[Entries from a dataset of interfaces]
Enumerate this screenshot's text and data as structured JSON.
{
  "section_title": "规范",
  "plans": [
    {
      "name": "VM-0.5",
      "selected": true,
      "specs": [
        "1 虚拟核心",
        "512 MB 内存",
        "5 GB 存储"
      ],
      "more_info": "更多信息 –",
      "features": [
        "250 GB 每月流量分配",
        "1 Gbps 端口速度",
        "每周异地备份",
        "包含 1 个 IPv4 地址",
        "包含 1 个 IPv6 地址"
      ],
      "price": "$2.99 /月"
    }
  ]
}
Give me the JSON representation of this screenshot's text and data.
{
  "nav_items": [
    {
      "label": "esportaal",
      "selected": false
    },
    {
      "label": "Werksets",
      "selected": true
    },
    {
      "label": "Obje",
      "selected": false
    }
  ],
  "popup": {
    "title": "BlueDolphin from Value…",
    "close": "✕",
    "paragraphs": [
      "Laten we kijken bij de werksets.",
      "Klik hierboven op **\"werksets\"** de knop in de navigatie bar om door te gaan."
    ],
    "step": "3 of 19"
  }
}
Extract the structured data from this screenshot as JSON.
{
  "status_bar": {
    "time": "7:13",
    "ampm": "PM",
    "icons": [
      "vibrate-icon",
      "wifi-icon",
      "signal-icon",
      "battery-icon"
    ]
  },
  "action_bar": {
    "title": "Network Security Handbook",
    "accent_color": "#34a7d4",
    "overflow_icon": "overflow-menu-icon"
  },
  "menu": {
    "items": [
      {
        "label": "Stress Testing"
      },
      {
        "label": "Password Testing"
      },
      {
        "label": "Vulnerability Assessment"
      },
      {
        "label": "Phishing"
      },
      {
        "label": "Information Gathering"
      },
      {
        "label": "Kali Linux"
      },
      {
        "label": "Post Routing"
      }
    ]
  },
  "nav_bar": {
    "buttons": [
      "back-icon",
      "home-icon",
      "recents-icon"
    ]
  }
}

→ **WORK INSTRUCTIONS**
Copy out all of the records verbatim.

→ **WRITTEN ANSWER**
Enumerate this screenshot's text and data as structured JSON.
{
  "section_title": "规范",
  "plans": [
    {
      "name": "VM-0.5",
      "selected": true,
      "specs": [
        "1 虚拟核心",
        "512 MB 内存",
        "5 GB 存储"
      ],
      "more_info": "更多信息 –",
      "features": [
        "250 GB 每月流量分配",
        "1 Gbps 端口速度",
        "每周异地备份",
        "包含 1 个 IPv4 地址",
        "包含 1 个 IPv6 地址"
      ],
      "price": "$2.99 /月"
    }
  ]
}
Give me the JSON representation of this screenshot's text and data.
{
  "nav_items": [
    {
      "label": "esportaal",
      "selected": false
    },
    {
      "label": "Werksets",
      "selected": true
    },
    {
      "label": "Obje",
      "selected": false
    }
  ],
  "popup": {
    "title": "BlueDolphin from Value…",
    "close": "✕",
    "paragraphs": [
      "Laten we kijken bij de werksets.",
      "Klik hierboven op **\"werksets\"** de knop in de navigatie bar om door te gaan."
    ],
    "step": "3 of 19"
  }
}
Extract the structured data from this screenshot as JSON.
{
  "status_bar": {
    "time": "7:13",
    "ampm": "PM",
    "icons": [
      "vibrate-icon",
      "wifi-icon",
      "signal-icon",
      "battery-icon"
    ]
  },
  "action_bar": {
    "title": "Network Security Handbook",
    "accent_color": "#34a7d4",
    "overflow_icon": "overflow-menu-icon"
  },
  "menu": {
    "items": [
      {
        "label": "Stress Testing"
      },
      {
        "label": "Password Testing"
      },
      {
        "label": "Vulnerability Assessment"
      },
      {
        "label": "Phishing"
      },
      {
        "label": "Information Gathering"
      },
      {
        "label": "Kali Linux"
      },
      {
        "label": "Post Routing"
      }
    ]
  },
  "nav_bar": {
    "buttons": [
      "back-icon",
      "home-icon",
      "recents-icon"
    ]
  }
}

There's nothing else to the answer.